> Dataset excerpts
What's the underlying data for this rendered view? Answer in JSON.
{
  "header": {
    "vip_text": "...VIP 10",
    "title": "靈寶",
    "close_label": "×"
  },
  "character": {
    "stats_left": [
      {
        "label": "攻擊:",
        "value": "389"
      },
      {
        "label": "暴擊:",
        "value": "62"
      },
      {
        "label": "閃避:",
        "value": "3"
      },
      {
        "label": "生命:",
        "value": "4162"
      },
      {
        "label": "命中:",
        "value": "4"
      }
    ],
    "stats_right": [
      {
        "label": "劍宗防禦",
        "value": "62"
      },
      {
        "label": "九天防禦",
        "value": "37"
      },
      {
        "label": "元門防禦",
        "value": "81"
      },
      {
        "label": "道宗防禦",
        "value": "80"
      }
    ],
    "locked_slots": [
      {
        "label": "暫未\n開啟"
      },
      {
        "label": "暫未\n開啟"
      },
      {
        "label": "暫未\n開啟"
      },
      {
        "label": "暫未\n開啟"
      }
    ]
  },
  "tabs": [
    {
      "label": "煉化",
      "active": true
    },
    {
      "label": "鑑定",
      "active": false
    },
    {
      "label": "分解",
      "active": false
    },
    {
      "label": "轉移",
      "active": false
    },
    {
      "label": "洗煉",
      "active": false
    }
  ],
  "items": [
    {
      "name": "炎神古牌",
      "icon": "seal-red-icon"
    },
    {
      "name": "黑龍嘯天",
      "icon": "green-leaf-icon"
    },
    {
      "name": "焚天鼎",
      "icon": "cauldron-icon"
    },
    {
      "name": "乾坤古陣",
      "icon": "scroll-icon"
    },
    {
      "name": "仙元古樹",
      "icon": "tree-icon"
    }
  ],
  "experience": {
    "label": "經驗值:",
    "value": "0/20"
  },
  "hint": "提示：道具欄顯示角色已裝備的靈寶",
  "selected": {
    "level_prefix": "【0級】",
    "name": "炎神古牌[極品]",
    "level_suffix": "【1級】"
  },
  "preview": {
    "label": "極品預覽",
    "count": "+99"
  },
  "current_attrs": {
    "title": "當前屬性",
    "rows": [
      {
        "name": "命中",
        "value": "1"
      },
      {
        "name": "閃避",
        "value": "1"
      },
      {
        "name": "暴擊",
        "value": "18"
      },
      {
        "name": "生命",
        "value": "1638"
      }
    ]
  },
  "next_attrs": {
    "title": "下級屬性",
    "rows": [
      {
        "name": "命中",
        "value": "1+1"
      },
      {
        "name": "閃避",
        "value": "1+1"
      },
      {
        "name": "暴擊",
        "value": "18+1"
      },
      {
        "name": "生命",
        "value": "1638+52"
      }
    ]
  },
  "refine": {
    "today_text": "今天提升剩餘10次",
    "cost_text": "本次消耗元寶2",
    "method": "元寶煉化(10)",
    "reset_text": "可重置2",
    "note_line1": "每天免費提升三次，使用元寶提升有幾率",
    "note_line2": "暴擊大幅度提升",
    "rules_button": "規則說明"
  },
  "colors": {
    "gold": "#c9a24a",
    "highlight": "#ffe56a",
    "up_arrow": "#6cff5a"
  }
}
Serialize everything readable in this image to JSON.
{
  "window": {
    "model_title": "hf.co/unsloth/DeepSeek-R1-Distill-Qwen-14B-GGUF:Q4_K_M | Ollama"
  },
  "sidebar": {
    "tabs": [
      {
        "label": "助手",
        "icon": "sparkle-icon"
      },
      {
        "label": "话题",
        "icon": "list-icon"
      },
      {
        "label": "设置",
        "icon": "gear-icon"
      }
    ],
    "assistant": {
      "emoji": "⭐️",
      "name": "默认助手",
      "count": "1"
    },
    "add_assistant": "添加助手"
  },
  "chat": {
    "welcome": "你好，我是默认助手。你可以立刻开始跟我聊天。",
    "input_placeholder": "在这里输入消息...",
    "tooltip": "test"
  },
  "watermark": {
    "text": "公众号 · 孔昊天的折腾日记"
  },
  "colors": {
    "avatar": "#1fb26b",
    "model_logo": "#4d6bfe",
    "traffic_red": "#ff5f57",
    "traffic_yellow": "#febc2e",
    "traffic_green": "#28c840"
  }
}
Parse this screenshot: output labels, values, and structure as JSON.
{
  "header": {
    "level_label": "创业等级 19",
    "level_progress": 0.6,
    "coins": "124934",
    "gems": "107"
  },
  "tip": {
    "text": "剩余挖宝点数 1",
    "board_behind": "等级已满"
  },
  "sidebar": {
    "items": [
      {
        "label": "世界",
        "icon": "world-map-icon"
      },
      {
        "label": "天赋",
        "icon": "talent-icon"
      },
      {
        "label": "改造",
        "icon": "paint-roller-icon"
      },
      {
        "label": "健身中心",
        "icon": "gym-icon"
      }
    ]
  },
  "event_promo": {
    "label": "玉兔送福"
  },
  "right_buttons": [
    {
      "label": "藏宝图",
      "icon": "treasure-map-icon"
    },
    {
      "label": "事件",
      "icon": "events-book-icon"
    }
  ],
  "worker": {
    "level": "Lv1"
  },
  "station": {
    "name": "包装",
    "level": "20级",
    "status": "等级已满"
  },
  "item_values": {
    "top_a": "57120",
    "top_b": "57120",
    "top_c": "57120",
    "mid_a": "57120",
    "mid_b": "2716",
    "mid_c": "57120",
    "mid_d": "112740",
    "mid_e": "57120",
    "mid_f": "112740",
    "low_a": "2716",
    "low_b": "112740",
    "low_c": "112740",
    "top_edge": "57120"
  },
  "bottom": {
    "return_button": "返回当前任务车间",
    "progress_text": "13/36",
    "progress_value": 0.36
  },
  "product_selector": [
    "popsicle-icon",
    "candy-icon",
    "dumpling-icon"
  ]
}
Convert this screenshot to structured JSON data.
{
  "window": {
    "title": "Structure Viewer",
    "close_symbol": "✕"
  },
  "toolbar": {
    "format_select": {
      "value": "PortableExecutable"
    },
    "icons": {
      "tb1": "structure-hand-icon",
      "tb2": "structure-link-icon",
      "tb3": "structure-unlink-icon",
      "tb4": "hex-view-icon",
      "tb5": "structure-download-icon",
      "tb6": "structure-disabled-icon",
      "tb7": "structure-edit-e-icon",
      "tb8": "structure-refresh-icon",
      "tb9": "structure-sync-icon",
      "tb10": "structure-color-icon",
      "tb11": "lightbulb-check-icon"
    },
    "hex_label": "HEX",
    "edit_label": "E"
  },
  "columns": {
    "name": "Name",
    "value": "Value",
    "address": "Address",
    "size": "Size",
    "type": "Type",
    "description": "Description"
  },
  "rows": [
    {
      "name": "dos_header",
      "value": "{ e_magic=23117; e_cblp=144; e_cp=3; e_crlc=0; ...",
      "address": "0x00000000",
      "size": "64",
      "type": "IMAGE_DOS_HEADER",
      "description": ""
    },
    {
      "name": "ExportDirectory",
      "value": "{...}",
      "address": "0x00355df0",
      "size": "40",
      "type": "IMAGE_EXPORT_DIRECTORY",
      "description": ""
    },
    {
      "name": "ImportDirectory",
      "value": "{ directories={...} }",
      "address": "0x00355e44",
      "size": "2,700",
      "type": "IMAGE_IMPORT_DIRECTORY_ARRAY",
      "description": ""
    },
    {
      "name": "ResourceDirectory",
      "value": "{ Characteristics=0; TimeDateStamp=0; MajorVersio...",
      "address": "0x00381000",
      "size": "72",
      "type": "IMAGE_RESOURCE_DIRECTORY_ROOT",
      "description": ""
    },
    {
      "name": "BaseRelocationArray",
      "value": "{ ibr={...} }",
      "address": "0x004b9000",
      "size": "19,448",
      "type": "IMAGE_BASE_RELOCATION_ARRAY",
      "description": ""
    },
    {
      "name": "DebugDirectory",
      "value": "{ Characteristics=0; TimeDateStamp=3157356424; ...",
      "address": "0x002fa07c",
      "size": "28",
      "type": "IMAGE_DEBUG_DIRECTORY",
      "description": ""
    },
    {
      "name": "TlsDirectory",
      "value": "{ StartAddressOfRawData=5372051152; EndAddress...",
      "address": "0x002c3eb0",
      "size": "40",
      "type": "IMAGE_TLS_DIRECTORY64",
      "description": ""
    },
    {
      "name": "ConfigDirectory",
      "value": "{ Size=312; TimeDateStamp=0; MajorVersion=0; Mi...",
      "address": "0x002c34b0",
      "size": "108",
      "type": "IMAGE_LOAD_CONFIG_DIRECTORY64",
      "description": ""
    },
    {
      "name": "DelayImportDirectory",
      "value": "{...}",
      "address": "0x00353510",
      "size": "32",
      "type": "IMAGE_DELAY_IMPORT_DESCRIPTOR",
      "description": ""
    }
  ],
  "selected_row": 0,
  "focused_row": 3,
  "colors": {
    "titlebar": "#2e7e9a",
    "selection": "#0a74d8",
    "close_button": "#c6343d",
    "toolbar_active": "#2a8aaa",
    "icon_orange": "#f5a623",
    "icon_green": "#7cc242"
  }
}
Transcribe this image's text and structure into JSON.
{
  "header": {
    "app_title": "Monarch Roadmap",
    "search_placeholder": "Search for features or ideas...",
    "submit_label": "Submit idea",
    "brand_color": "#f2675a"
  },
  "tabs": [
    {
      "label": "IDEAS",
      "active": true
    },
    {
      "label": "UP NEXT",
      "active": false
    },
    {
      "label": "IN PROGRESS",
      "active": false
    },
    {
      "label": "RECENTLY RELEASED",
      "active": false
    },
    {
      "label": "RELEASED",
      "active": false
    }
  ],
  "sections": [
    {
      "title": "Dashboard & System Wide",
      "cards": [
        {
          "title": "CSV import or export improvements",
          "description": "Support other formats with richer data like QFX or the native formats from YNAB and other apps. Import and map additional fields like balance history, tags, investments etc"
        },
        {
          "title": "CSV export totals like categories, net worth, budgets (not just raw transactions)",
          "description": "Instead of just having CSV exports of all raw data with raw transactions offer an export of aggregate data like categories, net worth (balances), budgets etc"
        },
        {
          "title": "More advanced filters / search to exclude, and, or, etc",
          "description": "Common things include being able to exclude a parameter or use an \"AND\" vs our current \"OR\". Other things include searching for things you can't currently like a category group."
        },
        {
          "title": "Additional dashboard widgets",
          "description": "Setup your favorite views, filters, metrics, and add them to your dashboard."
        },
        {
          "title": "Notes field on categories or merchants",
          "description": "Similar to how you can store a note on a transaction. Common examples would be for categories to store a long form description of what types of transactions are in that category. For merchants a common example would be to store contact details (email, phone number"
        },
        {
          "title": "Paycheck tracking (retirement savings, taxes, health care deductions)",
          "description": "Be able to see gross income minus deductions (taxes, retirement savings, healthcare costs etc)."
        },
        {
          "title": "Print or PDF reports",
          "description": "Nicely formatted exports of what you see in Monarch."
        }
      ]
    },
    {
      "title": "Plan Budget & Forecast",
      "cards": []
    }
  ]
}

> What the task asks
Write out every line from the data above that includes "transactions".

> Solution to this exercise
          "title": "CSV export totals like categories, net worth, budgets (not just raw transactions)",
          "description": "Instead of just having CSV exports of all raw data with raw transactions offer an export of aggregate data like categories, net worth (balances), budgets etc"
          "description": "Similar to how you can store a note on a transaction. Common examples would be for categories to store a long form description of what types of transactions are in that category. For merchants a common example would be to store contact details (email, phone number"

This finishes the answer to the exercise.